- Have at least 190 acute care beds
- Have a Medicare population of no less than 35%
- Have a Medicaid population of no less than 28%
- Be certified by the Department of Labor
The Form I-129, Petition for a Nonimmigrant Worker, must be filed by a U.S. employer hospital that has received a notice of acceptance of the attestation for H-1C Nonimmigrant Nurses, from the Department of Labor.
For more information, see the “Employment and Training Administration, Department of Labor” link to the right.
The Form I-129 must include the following documents:
- Current copy of the Department of Labor’s acceptance of the filing of an attestation on Form ETA-9081, Attestation for H-1C Nonimmigrant Nurses
- Statement from the facility describing any limitation which the laws of the state or jurisdiction of intended employment place on your services
- Evidence that you are or will be authorized by a State Board of Nursing to engage in registered nurse practice in a state or U.S. territory or possession, and you are or will be practicing at a facility which provides health care services
- Evidence that you have passed the examination given by the Commission on Graduates of Foreign Nursing Schools (CGFNS), or have obtained a full and unrestricted (permanent) license to practice as a Registered Nurse in the state of intended employment or have obtained a full and unrestricted (permanent) license in any state or territory of the U.S. and received temporary authorization to practice as a Registered Nurse in the state of intended employment
- Evidence that you have obtained a full and unrestricted license to practice professional nursing in the country where you obtained nursing education or have received nursing education in the U.S.
- Evidence that you are fully qualified and eligible under the laws (including such temporary or interim licensing requirements which authorize you to be employed) governing the place of intended employment to practice as a Registered Nurse immediately upon admission to the U.S.
Applying for a Visa at a U.S. Embassy or Consulate
If your Form I-129 is approved, we will send an approval notice on a Form I-797, Notice of Action, to your employer, who in turn will forward it to you.
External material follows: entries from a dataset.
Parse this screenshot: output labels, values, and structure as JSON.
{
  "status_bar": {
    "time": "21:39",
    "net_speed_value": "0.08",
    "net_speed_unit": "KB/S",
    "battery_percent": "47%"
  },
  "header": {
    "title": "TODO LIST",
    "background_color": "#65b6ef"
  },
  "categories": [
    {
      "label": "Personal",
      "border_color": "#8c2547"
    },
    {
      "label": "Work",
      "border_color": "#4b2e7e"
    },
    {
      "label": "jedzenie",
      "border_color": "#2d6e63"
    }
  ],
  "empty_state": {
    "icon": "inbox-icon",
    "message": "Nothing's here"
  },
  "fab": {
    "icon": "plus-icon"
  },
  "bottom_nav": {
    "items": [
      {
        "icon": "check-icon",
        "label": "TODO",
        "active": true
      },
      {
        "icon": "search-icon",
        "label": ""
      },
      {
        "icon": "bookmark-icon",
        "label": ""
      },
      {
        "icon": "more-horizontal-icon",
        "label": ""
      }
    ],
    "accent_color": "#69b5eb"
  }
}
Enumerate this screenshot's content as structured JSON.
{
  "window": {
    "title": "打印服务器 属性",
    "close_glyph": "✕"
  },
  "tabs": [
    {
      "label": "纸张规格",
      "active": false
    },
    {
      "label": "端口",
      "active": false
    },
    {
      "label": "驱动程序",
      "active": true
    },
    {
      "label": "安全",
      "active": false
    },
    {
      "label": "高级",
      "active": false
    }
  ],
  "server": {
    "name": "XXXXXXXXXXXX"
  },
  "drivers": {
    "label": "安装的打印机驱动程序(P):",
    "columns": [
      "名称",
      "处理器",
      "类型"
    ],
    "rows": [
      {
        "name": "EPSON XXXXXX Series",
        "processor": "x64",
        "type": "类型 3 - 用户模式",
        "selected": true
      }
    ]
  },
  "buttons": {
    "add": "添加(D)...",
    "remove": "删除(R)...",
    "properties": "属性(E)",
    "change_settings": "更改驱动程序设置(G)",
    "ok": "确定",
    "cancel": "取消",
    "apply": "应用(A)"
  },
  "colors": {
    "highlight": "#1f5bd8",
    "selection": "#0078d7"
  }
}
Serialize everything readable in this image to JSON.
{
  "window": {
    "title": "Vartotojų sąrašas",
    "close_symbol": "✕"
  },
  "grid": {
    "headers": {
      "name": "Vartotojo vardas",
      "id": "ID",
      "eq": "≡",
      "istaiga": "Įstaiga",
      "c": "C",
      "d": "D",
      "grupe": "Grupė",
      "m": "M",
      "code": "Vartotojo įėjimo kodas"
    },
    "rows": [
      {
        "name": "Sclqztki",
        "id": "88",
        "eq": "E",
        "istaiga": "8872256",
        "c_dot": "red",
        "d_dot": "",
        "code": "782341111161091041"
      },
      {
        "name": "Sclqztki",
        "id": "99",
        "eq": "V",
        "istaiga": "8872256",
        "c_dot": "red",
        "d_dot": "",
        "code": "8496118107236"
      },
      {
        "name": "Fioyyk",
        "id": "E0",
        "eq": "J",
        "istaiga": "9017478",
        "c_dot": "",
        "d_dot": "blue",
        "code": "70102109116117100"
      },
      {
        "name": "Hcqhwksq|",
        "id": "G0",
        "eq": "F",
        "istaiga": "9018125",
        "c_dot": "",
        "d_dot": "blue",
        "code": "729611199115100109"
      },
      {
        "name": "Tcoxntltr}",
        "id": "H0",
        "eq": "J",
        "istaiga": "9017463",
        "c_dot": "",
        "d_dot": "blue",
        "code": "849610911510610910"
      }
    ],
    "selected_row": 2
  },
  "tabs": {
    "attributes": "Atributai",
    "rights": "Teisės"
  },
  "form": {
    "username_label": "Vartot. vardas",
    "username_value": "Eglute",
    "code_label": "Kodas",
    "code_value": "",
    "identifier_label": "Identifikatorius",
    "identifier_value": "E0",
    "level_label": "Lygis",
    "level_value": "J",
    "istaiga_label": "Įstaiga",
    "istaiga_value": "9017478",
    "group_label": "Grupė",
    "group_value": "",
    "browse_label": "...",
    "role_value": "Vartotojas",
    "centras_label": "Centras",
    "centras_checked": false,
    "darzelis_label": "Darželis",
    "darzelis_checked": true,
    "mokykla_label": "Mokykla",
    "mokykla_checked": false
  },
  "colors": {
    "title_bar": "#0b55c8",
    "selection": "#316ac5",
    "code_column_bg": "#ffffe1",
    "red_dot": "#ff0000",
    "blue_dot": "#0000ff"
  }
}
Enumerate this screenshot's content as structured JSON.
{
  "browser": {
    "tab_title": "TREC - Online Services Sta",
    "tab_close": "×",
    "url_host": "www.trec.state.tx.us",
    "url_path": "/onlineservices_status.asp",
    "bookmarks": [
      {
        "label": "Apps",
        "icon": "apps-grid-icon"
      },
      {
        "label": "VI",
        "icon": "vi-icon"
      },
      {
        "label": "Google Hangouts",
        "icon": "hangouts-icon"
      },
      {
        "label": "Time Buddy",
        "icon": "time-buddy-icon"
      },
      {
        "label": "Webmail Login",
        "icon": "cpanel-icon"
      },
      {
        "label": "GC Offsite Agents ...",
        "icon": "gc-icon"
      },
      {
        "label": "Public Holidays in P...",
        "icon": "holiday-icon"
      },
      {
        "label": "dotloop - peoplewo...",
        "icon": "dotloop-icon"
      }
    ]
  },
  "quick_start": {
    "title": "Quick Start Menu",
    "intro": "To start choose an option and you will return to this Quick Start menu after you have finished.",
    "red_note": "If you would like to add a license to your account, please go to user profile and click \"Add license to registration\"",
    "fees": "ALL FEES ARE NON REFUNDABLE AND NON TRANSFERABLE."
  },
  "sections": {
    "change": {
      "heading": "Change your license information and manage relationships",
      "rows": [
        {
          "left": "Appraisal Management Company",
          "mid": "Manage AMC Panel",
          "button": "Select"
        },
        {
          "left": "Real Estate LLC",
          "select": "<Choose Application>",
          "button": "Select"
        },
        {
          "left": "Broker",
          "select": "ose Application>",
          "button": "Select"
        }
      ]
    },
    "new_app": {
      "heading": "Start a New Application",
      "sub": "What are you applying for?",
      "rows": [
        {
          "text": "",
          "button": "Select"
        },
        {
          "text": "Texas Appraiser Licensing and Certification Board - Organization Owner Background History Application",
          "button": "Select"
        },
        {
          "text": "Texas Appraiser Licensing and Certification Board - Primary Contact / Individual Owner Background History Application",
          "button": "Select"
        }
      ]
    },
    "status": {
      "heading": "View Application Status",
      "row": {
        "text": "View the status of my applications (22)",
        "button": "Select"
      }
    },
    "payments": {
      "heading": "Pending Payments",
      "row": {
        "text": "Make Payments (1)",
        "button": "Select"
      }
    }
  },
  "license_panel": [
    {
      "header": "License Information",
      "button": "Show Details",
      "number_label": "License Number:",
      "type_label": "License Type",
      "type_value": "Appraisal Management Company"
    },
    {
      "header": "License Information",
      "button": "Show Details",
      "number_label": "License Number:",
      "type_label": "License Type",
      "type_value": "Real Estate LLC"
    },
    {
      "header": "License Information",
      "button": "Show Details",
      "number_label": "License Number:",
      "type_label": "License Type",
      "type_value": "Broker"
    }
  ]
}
A Form I-797 approval notice may be used to apply for a nonimmigrant visa at a U.S. embassy or consulate.
Before applying for your visa, please check with the U.S. embassy or consulate where you will apply for their specific application requirements.
The following is required on the appointment date:
- Valid passport and evidence of all previously issued visas
- Original of Form I-797
- Form DS-156, Nonimmigrant Visa Application, completed and signed (see the “Form DS-156, Nonimmigrant Visa Application” link to the right)
- Passport valid for travel to the U.S. and with a validity date at least 6 months beyond your intended period of stay in the U.S
- Form DS-157, Supplemental Nonimmigrant Visa Application, which is required for all male nonimmigrant visa applicants between the ages of 16 and 45, regardless of nationality and regardless of where they apply (see the “Form DS-157, Supplemental Nonimmigrant Visa Application” link to the right)
- One 2”x2” photograph
Period of Stay/Extension of Stay
Initial Period of Stay
Extension of Stay
Up to 3 years
Total stay is limited to 3 years. An extension of stay to complete the 3 year period of admission may be granted. However, an extension of stay may not be granted to extend the period of admission beyond the initial 3 year period of time.
Change of Employer
H-1C nonimmigrant classification is limited to employment with the specific hospital that filed the petition. A change of employer requires your new employer to file a new Form I-129, Petition for Nonimmigrant Worker. You cannot begin working for new employer until your Form I-129 is approved.
Family of H-1C Visa Holders
Your spouse and unmarried children under 21 years of age are entitled to H-4 classification. H-4 is the nonimmigrant classification for dependents of H principal aliens. Your dependents may not work in the United States under the H-4 classification.
H-1C Visa Cap
Only 500 H-1C visas will be issued each fiscal year. Also, there are numerical limitations for each state based on the state’s population. The cap for states with populations in excess of 9 million is 50 per fiscal year. The cap for states with populations of 9 million or less is 25 per fiscal year.